and external enemies will be most constantly and actively though often covertly and insidiously-directed, it is of infinite

moment that you should properly estimate the immense value

of your national union to your collective and individual happiness; that you should cherish a cordial, habitual, and immovable

attachment to it; accustoming yourselves to think and speak of

it as of the palladium of your political safety and prosperity,

watching for its preservation with jealous anxiety; discountenancing

whatever may suggest even a suspicion that it can in any event be

abandoned; and indignantly frowning upon the first dawning of

every attempt to alienate any portion of our country from the rest

or to enfeeble the sacred ties which now link together the various

parts.

For this you have every inducement of sympathy and interest.

Citizens, by birth or choice, of a common country, that country

has a right to concentrate your affections. The name of American,

which belongs to you in your national capacity, must always exalt

the just pride of patriotism more than any appellation derived from

local discriminations. With slight shades of difference, you have

the same religion, manners, habits, and political principles. You

have, in a common cause, fought and triumphed together; the

independence and liberty you possess are the work of joint councils

and joint efforts, of common dangers, sufferings, and successes.

But these considerations, however powerfully they address themselves to your sensibility, are greatly outweighed by those which

apply more immediately to your interest. Here every portion of

your country finds the most commanding motives for carefully

guarding and preserving the union of the whole.

The North, in an unrestrained intercourse with the South, protected by the laws of a common government, finds in the productions

of the latter great additional resources of maritime and commercial

enterprise and precious materials of manufacturing industry. The

South, in the same intercourse, benefiting by the agency of the

North, sees its agriculture grow and its commerce expand.
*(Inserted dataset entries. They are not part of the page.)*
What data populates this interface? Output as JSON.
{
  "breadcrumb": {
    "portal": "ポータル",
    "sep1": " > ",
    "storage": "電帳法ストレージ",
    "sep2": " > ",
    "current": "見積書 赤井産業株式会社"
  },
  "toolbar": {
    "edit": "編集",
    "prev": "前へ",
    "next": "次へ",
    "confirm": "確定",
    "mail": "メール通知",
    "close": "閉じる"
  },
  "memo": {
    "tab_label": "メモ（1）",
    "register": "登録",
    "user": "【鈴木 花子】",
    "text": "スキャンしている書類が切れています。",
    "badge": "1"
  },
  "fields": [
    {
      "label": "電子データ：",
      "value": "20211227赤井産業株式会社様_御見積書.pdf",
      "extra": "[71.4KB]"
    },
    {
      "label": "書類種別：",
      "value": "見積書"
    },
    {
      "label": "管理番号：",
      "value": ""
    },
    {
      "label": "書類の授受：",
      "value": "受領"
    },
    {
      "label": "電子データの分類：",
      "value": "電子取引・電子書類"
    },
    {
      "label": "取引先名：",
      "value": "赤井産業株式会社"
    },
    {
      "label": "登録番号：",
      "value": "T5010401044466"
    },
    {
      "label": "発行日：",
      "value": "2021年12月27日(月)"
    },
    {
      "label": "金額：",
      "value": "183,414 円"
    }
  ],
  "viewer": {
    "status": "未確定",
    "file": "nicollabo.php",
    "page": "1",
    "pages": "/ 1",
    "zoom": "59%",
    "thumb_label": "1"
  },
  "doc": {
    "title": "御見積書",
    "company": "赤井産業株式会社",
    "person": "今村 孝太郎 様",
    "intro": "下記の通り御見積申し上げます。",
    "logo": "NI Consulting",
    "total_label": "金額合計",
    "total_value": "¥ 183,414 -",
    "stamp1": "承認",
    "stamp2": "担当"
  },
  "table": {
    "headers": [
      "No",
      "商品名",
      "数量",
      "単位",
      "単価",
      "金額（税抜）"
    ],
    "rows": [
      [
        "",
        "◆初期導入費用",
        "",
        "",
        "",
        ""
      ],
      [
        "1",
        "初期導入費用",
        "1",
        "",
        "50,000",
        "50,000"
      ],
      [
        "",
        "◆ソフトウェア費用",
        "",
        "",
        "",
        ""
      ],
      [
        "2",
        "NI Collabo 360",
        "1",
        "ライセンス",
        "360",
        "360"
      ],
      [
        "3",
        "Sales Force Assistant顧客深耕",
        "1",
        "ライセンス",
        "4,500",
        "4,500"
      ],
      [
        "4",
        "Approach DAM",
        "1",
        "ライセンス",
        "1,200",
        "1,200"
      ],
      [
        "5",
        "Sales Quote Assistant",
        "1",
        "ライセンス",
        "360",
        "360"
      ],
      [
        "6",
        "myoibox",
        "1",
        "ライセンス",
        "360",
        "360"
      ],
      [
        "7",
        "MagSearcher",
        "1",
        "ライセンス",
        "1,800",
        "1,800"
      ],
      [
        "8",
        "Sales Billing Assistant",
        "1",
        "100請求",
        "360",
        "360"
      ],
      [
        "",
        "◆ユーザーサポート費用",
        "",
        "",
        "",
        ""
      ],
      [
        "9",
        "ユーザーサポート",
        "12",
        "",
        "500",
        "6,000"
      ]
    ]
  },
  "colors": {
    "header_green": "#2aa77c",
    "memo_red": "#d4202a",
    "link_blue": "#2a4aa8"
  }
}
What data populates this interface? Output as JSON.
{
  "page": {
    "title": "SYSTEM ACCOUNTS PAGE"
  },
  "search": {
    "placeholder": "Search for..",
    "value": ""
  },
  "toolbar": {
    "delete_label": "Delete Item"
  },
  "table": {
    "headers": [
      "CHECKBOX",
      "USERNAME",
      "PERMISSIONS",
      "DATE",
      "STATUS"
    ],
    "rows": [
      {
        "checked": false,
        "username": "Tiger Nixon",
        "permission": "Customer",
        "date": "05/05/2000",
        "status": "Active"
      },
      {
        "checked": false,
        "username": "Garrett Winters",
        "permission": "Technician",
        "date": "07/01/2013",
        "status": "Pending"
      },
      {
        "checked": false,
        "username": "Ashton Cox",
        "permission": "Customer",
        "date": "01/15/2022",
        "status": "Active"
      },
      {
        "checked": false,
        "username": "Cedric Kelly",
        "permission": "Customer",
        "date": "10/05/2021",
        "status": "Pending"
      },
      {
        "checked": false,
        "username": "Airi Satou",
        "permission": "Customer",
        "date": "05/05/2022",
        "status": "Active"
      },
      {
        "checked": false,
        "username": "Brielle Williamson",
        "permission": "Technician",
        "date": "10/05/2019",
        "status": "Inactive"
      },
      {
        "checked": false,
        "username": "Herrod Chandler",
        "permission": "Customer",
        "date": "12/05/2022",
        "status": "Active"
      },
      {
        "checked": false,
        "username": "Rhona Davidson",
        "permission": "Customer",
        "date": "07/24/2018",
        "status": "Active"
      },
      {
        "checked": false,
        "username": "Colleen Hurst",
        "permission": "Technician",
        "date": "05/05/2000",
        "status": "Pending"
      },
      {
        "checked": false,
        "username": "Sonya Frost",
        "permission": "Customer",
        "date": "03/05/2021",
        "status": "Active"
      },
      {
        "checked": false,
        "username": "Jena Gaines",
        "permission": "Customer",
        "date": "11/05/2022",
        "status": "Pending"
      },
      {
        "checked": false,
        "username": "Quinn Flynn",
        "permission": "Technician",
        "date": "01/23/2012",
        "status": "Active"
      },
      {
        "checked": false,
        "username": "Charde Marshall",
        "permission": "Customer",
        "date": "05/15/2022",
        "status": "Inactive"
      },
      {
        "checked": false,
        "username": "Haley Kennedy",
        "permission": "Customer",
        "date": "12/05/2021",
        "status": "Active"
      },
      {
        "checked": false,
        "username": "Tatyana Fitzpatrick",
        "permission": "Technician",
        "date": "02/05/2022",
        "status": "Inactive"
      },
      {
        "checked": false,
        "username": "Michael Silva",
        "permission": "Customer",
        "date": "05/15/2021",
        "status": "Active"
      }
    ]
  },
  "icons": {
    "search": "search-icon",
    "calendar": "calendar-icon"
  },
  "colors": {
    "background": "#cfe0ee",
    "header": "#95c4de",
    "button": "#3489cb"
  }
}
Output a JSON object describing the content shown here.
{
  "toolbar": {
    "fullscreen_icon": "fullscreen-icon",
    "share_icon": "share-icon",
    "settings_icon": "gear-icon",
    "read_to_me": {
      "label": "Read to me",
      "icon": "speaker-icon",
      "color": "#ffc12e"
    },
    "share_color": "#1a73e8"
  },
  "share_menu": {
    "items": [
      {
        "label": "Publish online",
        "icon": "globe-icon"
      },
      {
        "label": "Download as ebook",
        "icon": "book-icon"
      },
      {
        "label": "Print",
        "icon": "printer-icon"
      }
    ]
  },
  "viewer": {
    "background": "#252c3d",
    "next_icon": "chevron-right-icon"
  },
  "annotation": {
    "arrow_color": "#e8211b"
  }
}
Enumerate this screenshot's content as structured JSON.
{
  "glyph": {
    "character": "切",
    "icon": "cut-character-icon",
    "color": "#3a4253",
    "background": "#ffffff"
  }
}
Turning partly into its own channels the seamen of the North, it finds

its particular navigation invigorated; and while it contributes in

different ways to nourish and increase the general mass of the